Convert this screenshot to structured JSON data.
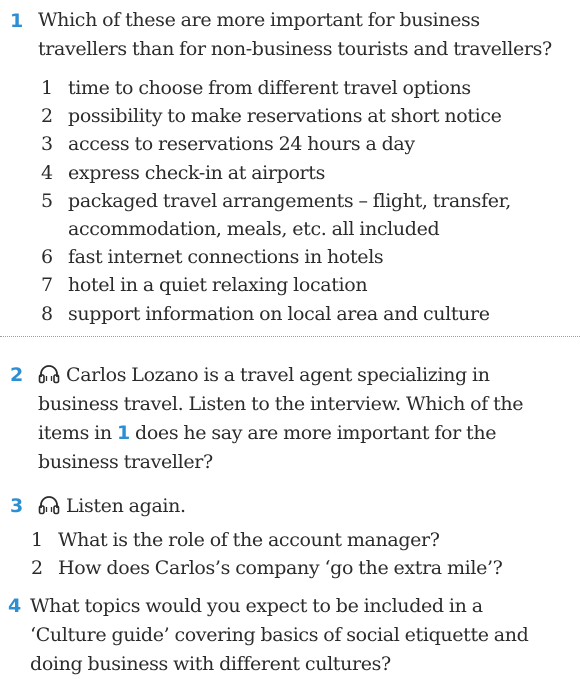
{
  "colors": {
    "accent": "#2c8fd4",
    "text": "#2b2b2b",
    "divider": "#9e9e9e"
  },
  "ex1": {
    "number": "1",
    "line1": "Which of these are more important for business",
    "line2": "travellers than for non-business tourists and travellers?",
    "items": [
      {
        "n": "1",
        "text": "time to choose from different travel options"
      },
      {
        "n": "2",
        "text": "possibility to make reservations at short notice"
      },
      {
        "n": "3",
        "text": "access to reservations 24 hours a day"
      },
      {
        "n": "4",
        "text": "express check-in at airports"
      },
      {
        "n": "5",
        "text": "packaged travel arrangements – flight, transfer,",
        "cont": "accommodation, meals, etc. all included"
      },
      {
        "n": "6",
        "text": "fast internet connections in hotels"
      },
      {
        "n": "7",
        "text": "hotel in a quiet relaxing location"
      },
      {
        "n": "8",
        "text": "support information on local area and culture"
      }
    ]
  },
  "ex2": {
    "number": "2",
    "icon": "headphones-icon",
    "line1": "Carlos Lozano is a travel agent specializing in",
    "line2": "business travel. Listen to the interview. Which of the",
    "line3a": "items in ",
    "line3ref": "1",
    "line3b": " does he say are more important for the",
    "line4": "business traveller?"
  },
  "ex3": {
    "number": "3",
    "icon": "headphones-icon",
    "line1": "Listen again.",
    "items": [
      {
        "n": "1",
        "text": "What is the role of the account manager?"
      },
      {
        "n": "2",
        "text": "How does Carlos’s company ‘go the extra mile’?"
      }
    ]
  },
  "ex4": {
    "number": "4",
    "line1": "What topics would you expect to be included in a",
    "line2": "‘Culture guide’ covering basics of social etiquette and",
    "line3": "doing business with different cultures?"
  }
}
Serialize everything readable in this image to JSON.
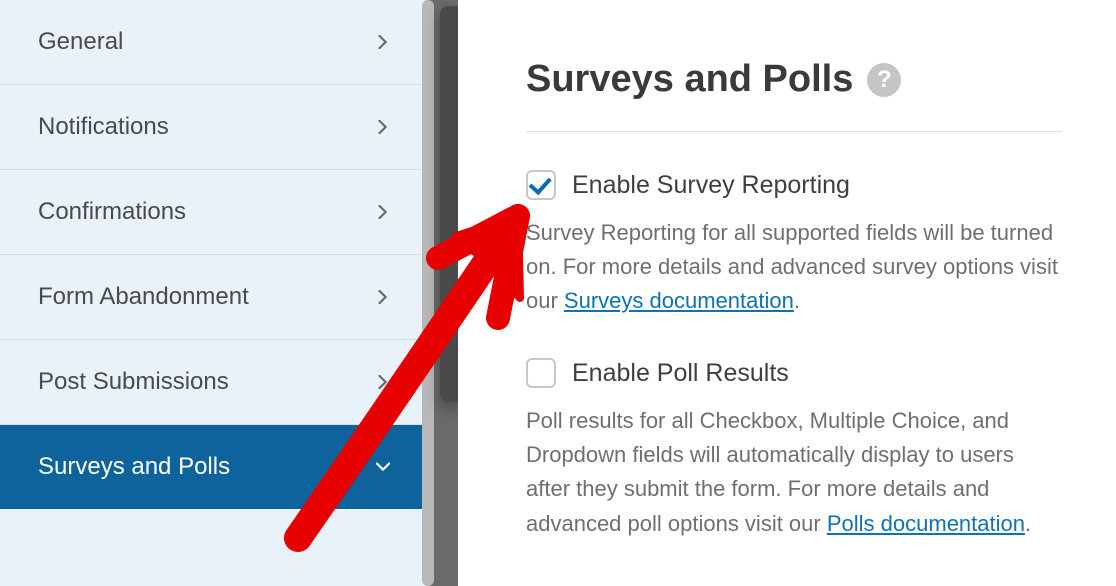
{
  "sidebar": {
    "items": [
      {
        "label": "General"
      },
      {
        "label": "Notifications"
      },
      {
        "label": "Confirmations"
      },
      {
        "label": "Form Abandonment"
      },
      {
        "label": "Post Submissions"
      },
      {
        "label": "Surveys and Polls"
      }
    ]
  },
  "panel": {
    "title": "Surveys and Polls",
    "help_glyph": "?",
    "options": [
      {
        "checked": true,
        "label": "Enable Survey Reporting",
        "desc_before": "Survey Reporting for all supported fields will be turned on. For more details and advanced survey options visit our ",
        "link_text": "Surveys documentation",
        "desc_after": "."
      },
      {
        "checked": false,
        "label": "Enable Poll Results",
        "desc_before": "Poll results for all Checkbox, Multiple Choice, and Dropdown fields will automatically display to users after they submit the form. For more details and advanced poll options visit our ",
        "link_text": "Polls documentation",
        "desc_after": "."
      }
    ]
  }
}
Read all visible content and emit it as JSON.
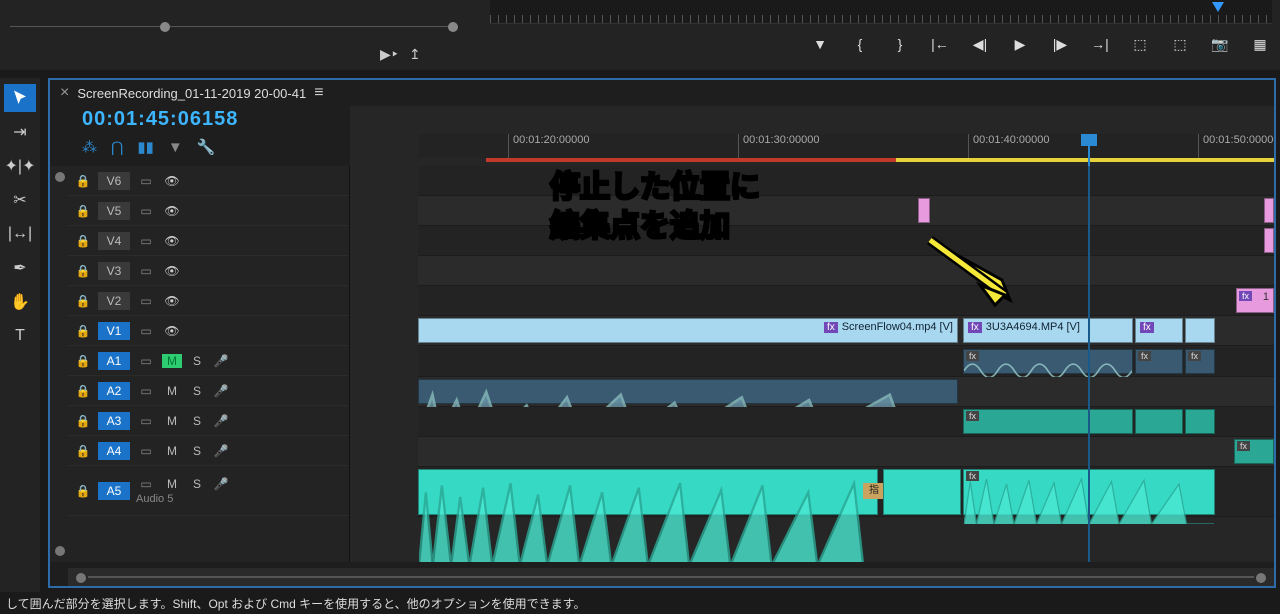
{
  "sequence": {
    "name": "ScreenRecording_01-11-2019 20-00-41",
    "timecode": "00:01:45:06158"
  },
  "ruler": {
    "ticks": [
      "00:01:20:00000",
      "00:01:30:00000",
      "00:01:40:00000",
      "00:01:50:00000"
    ]
  },
  "annotation": {
    "line1": "停止した位置に",
    "line2": "編集点を追加"
  },
  "tracks": {
    "video": [
      {
        "id": "V6",
        "target": false
      },
      {
        "id": "V5",
        "target": false
      },
      {
        "id": "V4",
        "target": false
      },
      {
        "id": "V3",
        "target": false
      },
      {
        "id": "V2",
        "target": false
      },
      {
        "id": "V1",
        "target": true
      }
    ],
    "audio": [
      {
        "id": "A1",
        "target": true,
        "mute": true,
        "label": ""
      },
      {
        "id": "A2",
        "target": true,
        "mute": false,
        "label": ""
      },
      {
        "id": "A3",
        "target": true,
        "mute": false,
        "label": ""
      },
      {
        "id": "A4",
        "target": true,
        "mute": false,
        "label": ""
      },
      {
        "id": "A5",
        "target": true,
        "mute": false,
        "label": "Audio 5"
      }
    ]
  },
  "clips": {
    "v1_a": {
      "name": "ScreenFlow04.mp4 [V]",
      "fx": "fx"
    },
    "v1_b": {
      "name": "3U3A4694.MP4 [V]",
      "fx": "fx"
    },
    "fx_label": "fx",
    "v2_num": "1",
    "marker": "指"
  },
  "status": "して囲んだ部分を選択します。Shift、Opt および Cmd キーを使用すると、他のオプションを使用できます。",
  "btns": {
    "M": "M",
    "S": "S"
  }
}
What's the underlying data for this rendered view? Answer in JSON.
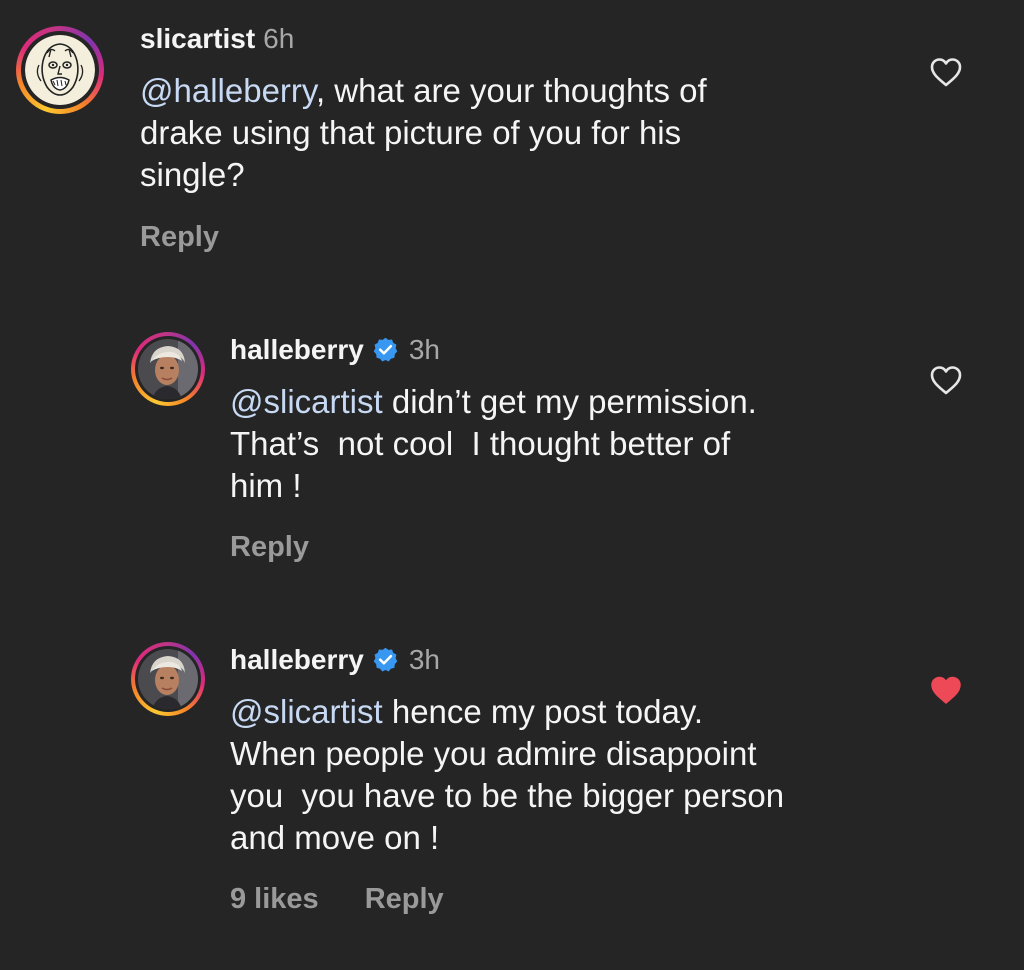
{
  "comments": [
    {
      "username": "slicartist",
      "time": "6h",
      "mention": "@halleberry",
      "text_after_mention": ", what are your thoughts of\ndrake using that picture of you for his\nsingle?",
      "verified": false,
      "likes_label": "",
      "reply_label": "Reply",
      "liked": false,
      "avatar": "cartoon-sketch-avatar"
    },
    {
      "username": "halleberry",
      "time": "3h",
      "mention": "@slicartist",
      "text_after_mention": " didn’t get my permission.\nThat’s  not cool  I thought better of\nhim !",
      "verified": true,
      "likes_label": "",
      "reply_label": "Reply",
      "liked": false,
      "avatar": "photo-avatar"
    },
    {
      "username": "halleberry",
      "time": "3h",
      "mention": "@slicartist",
      "text_after_mention": " hence my post today.\nWhen people you admire disappoint\nyou  you have to be the bigger person\nand move on !",
      "verified": true,
      "likes_label": "9 likes",
      "reply_label": "Reply",
      "liked": true,
      "avatar": "photo-avatar"
    }
  ],
  "colors": {
    "background": "#252526",
    "text": "#f5f5f5",
    "mention": "#c7d9f3",
    "muted": "#a8a8a8",
    "verified": "#3897f0",
    "liked_heart": "#ed4956"
  },
  "icons": {
    "like": "heart-outline-icon",
    "liked": "heart-filled-icon",
    "verified": "verified-badge-icon"
  }
}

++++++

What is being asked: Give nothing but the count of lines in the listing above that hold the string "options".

Exercise result: 4